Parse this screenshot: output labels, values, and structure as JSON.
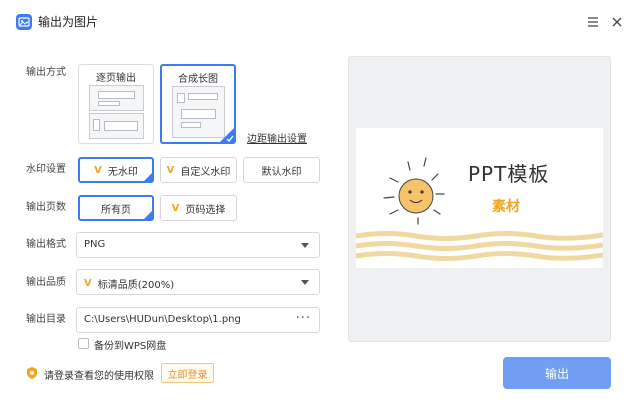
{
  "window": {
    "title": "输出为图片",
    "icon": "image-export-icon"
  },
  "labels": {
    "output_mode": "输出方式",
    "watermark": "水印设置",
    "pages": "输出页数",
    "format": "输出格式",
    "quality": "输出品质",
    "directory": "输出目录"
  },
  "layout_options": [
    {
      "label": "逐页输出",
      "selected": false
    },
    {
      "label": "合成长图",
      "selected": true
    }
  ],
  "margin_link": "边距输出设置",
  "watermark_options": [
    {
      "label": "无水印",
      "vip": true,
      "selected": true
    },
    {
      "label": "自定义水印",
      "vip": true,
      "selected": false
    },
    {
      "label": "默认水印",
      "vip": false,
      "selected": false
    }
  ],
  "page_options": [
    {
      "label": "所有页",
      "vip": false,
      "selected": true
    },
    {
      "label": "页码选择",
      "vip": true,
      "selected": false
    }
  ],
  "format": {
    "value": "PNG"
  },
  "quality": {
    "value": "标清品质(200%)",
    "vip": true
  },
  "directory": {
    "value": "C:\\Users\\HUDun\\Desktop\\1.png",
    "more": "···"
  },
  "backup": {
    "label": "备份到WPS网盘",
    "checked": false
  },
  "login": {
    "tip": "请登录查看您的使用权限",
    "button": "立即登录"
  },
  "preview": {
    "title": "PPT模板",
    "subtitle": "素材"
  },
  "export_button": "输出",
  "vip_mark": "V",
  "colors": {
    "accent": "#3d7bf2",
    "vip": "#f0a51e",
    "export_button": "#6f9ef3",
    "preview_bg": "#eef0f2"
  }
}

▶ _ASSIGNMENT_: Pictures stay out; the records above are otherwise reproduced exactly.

▶ _EXERCISE ANSWER_:
Parse this screenshot: output labels, values, and structure as JSON.
{
  "window": {
    "title": "输出为图片",
    "icon": "image-export-icon"
  },
  "labels": {
    "output_mode": "输出方式",
    "watermark": "水印设置",
    "pages": "输出页数",
    "format": "输出格式",
    "quality": "输出品质",
    "directory": "输出目录"
  },
  "layout_options": [
    {
      "label": "逐页输出",
      "selected": false
    },
    {
      "label": "合成长图",
      "selected": true
    }
  ],
  "margin_link": "边距输出设置",
  "watermark_options": [
    {
      "label": "无水印",
      "vip": true,
      "selected": true
    },
    {
      "label": "自定义水印",
      "vip": true,
      "selected": false
    },
    {
      "label": "默认水印",
      "vip": false,
      "selected": false
    }
  ],
  "page_options": [
    {
      "label": "所有页",
      "vip": false,
      "selected": true
    },
    {
      "label": "页码选择",
      "vip": true,
      "selected": false
    }
  ],
  "format": {
    "value": "PNG"
  },
  "quality": {
    "value": "标清品质(200%)",
    "vip": true
  },
  "directory": {
    "value": "C:\\Users\\HUDun\\Desktop\\1.png",
    "more": "···"
  },
  "backup": {
    "label": "备份到WPS网盘",
    "checked": false
  },
  "login": {
    "tip": "请登录查看您的使用权限",
    "button": "立即登录"
  },
  "preview": {
    "title": "PPT模板",
    "subtitle": "素材"
  },
  "export_button": "输出",
  "vip_mark": "V",
  "colors": {
    "accent": "#3d7bf2",
    "vip": "#f0a51e",
    "export_button": "#6f9ef3",
    "preview_bg": "#eef0f2"
  }
}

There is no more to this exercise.